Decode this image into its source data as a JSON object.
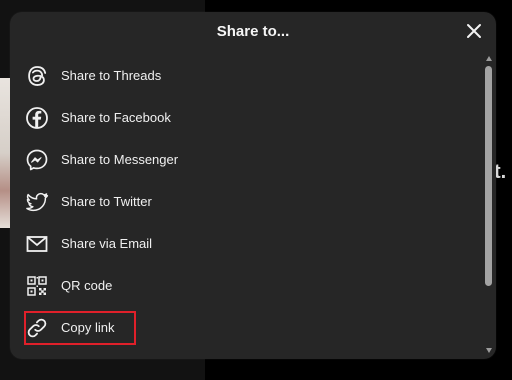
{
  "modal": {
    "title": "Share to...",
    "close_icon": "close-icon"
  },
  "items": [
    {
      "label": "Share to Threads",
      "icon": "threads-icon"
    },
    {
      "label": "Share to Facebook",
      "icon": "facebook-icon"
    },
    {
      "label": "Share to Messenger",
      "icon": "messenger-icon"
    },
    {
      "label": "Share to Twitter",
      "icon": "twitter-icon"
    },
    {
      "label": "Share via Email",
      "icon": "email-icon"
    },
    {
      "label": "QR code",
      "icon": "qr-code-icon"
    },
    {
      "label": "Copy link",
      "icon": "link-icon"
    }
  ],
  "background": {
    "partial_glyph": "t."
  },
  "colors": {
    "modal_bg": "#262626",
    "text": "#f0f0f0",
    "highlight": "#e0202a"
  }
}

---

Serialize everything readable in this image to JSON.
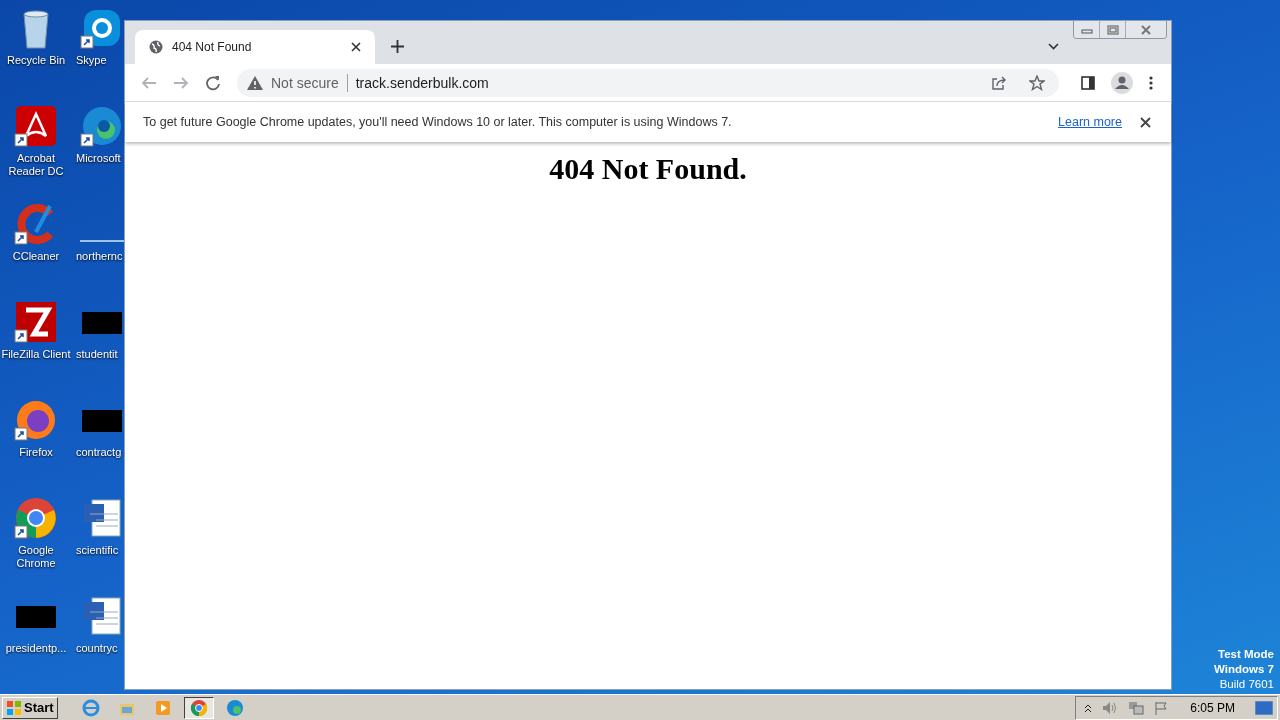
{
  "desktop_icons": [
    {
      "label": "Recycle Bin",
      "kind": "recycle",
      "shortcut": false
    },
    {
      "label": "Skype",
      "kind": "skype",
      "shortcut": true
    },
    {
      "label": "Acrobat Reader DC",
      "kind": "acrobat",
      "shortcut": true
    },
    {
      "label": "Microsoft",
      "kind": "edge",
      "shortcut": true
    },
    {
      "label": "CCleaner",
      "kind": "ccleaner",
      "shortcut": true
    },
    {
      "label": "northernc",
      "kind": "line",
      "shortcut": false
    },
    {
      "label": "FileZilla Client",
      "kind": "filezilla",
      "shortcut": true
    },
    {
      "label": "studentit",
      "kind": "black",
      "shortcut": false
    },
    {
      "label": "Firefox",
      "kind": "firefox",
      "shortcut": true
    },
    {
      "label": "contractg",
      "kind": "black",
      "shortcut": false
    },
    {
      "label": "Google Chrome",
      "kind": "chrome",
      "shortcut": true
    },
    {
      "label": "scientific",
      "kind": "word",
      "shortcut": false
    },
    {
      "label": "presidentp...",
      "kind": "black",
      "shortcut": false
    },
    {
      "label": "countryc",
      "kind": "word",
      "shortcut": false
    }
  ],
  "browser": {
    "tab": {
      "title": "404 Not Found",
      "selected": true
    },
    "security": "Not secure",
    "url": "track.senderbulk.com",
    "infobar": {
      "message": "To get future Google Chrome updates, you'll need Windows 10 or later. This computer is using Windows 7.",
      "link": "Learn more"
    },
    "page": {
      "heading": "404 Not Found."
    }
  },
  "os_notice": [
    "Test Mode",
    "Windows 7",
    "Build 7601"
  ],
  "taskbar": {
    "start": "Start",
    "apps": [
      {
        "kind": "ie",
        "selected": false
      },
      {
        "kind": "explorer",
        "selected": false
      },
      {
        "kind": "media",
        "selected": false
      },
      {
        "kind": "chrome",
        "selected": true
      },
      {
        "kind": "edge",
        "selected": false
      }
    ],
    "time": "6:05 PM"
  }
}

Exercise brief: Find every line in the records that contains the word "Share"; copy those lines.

Task output:
    "title": "Share to...",
      "label": "Share to Threads",
      "label": "Share to Facebook",
      "label": "Share to Messenger",
      "label": "Share to Twitter",
      "label": "Share via Email",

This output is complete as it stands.